Cardiologist Sentenced To 20 Years Following Conviction For Fraud In Billing Medicare And Private Insurers For Medically Unnecessary Tests And Cardiac Procedures

Posted On Monday, December 28, 2015
By: Alexander M. Owens

An Ohio cardiologist who was convicted by a jury of engaging in a $29 million dollar healthcare fraud scheme was sentenced on December 18, 2015 to 20 years in prison.  Harold Persaud, M.D. had run his own medical practice and also had hospital privileges at three Ohio hospitals.  The government alleged and presented evidence that over approximately six years, from 2006 to 2012, Persaud not only used erroneous, more expensive billing codes to bilk insurers into overcompensating his practice, but also subjected his patients to unnecessary diagnostic tests and procedures. 

The Government’s case emphasized the fact that Persaud’s scheme was both well-calculated to lead to overpayment, and placed the health of his patients in jeopardy.  For example, in some instances, Persaud reported false test results in order to justify the placement of cardiac stents in patients, resulting in medically unnecessary invasive procedures.  Persaud also referred patients for unnecessary coronary bypass surgeries, which allowed him to then perform expensive follow-up testing.  While the government placed the intended loss of Persaud’s scheme at $29 million, the evidence indicated that Persaud personally realized approximately $5.7 million. 

The FBI started its investigation in 2012.  The three hospitals where Persaud provided care and performed procedures started their own investigations into the propriety and necessity of Persaud’s procedures.  The government’s investigation resulted in a multi-count indictment, to which Dr. Persaud maintained his innocence through trial. 

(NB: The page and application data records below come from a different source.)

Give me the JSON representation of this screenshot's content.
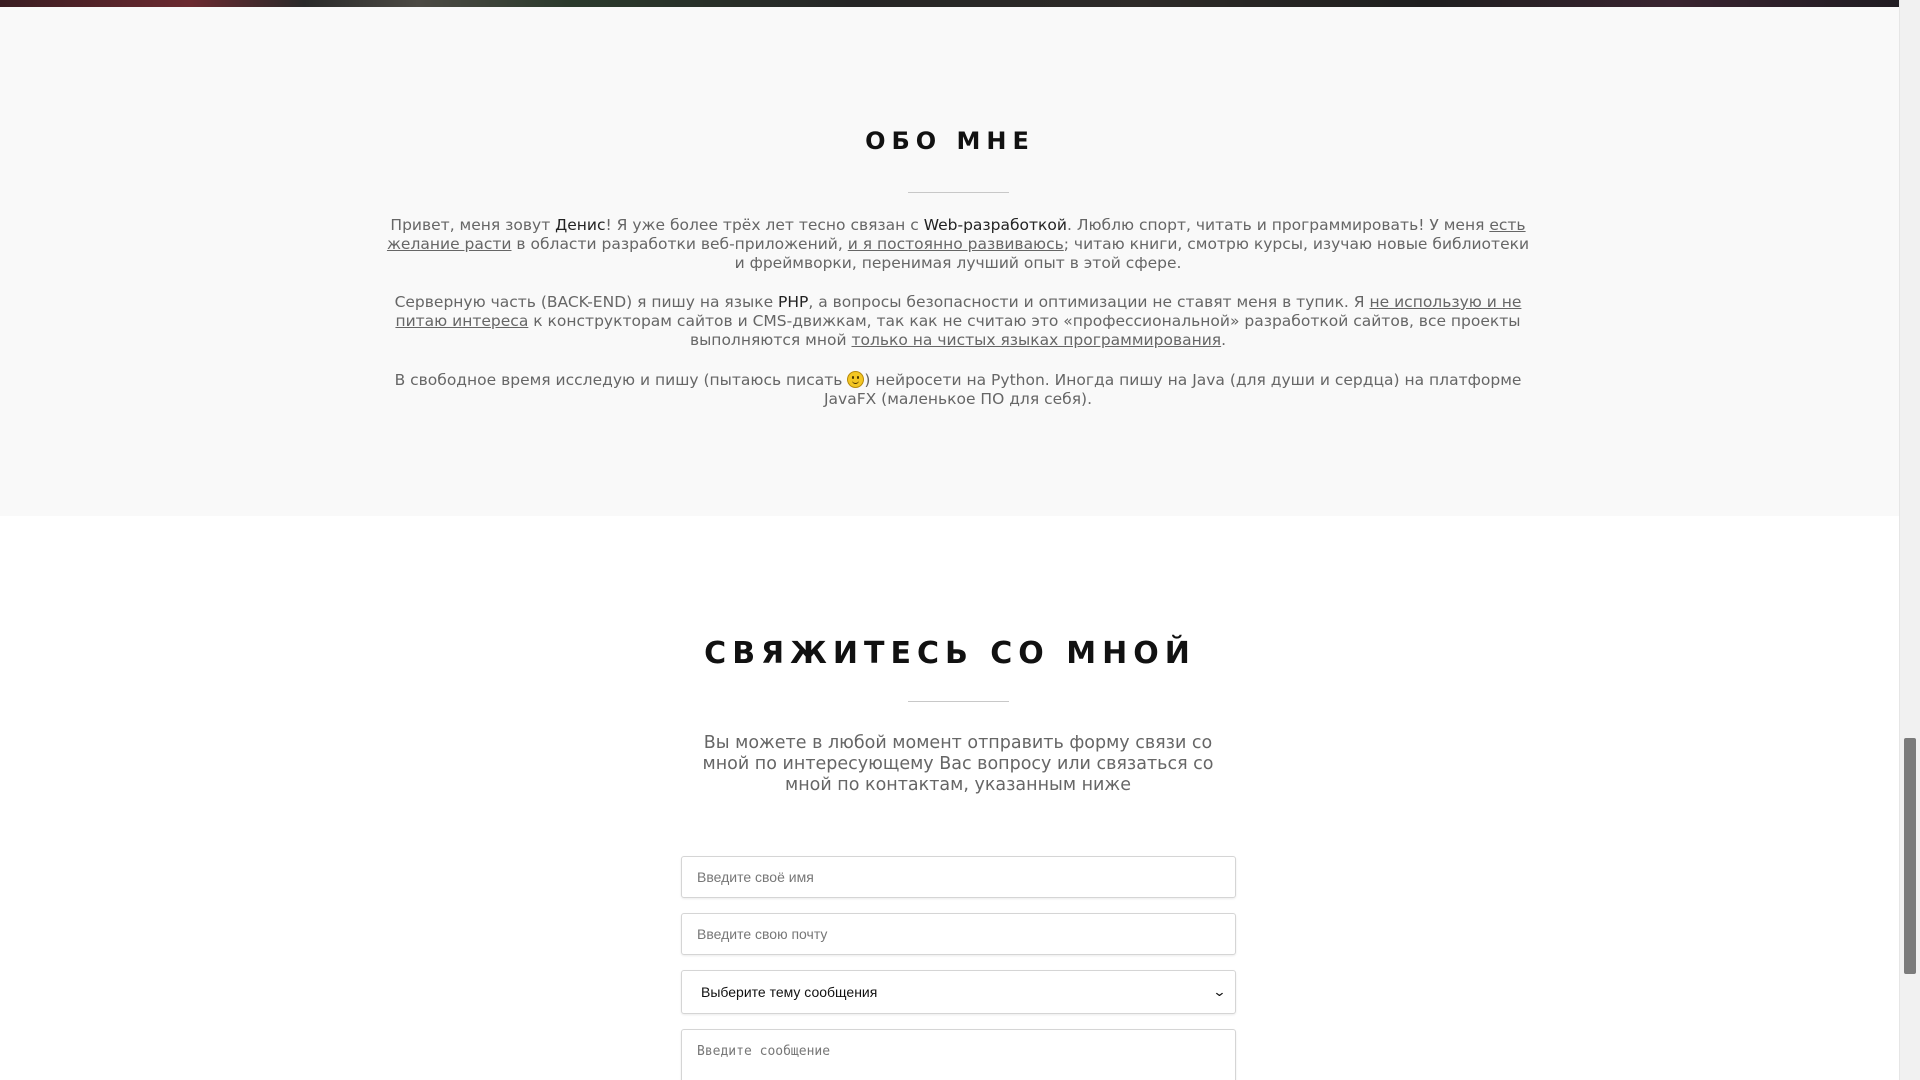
{
  "about": {
    "title": "ОБО МНЕ",
    "p1": {
      "t1": "Привет, меня зовут ",
      "name": "Денис",
      "t2": "! Я уже более трёх лет тесно связан с ",
      "web": "Web-разработкой",
      "t3": ". Люблю спорт, читать и программировать! У меня ",
      "u1": "есть желание расти",
      "t4": " в области разработки веб-приложений, ",
      "u2": "и я постоянно развиваюсь",
      "t5": "; читаю книги, смотрю курсы, изучаю новые библиотеки и фреймворки, перенимая лучший опыт в этой сфере."
    },
    "p2": {
      "t1": "Серверную часть (BACK-END) я пишу на языке ",
      "php": "PHP",
      "t2": ", а вопросы безопасности и оптимизации не ставят меня в тупик. Я ",
      "u1": "не использую и не питаю интереса",
      "t3": " к конструкторам сайтов и CMS-движкам, так как не считаю это «профессиональной» разработкой сайтов, все проекты выполняются мной ",
      "u2": "только на чистых языках программирования",
      "t4": "."
    },
    "p3": {
      "t1": "В свободное время исследую и пишу (пытаюсь писать ",
      "t2": ") нейросети на Python. Иногда пишу на Java (для души и сердца) на платформе JavaFX (маленькое ПО для себя)."
    }
  },
  "contact": {
    "title": "СВЯЖИТЕСЬ СО МНОЙ",
    "intro": "Вы можете в любой момент отправить форму связи со мной по интересующему Вас вопросу или связаться со мной по контактам, указанным ниже",
    "name_placeholder": "Введите своё имя",
    "email_placeholder": "Введите свою почту",
    "topic_selected": "Выберите тему сообщения",
    "message_placeholder": "Введите сообщение"
  },
  "icons": {
    "smile": "smiley-face-icon",
    "chevron": "chevron-down-icon"
  }
}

Following a four week jury trial, Persaud was found guilty of one count of health care fraud, one count of engaging in monetary transactions with property derived from criminal activity, and 13 counts of making false statements.  At his sentencing hearing Persaud did not embrace contrition.  Rather, in an over 30 minute dialogue, Persaud asserted that he could explain why he performed each of the procedures.  A restitution hearing is scheduled for January 2016.  Persaud also faces civil suits arising from his fraudulent scheme.   

U.S. District Judge Donald Nugent’s twenty year sentence demonstrates the significant consequences for health care practitioners who cannot appropriately and adequately demonstrate the medical necessity for medical procedures, particularly where the fraudulent conduct does not simply result in higher reimbursement, but unnecessarily jeopardizes the health and safety of patients.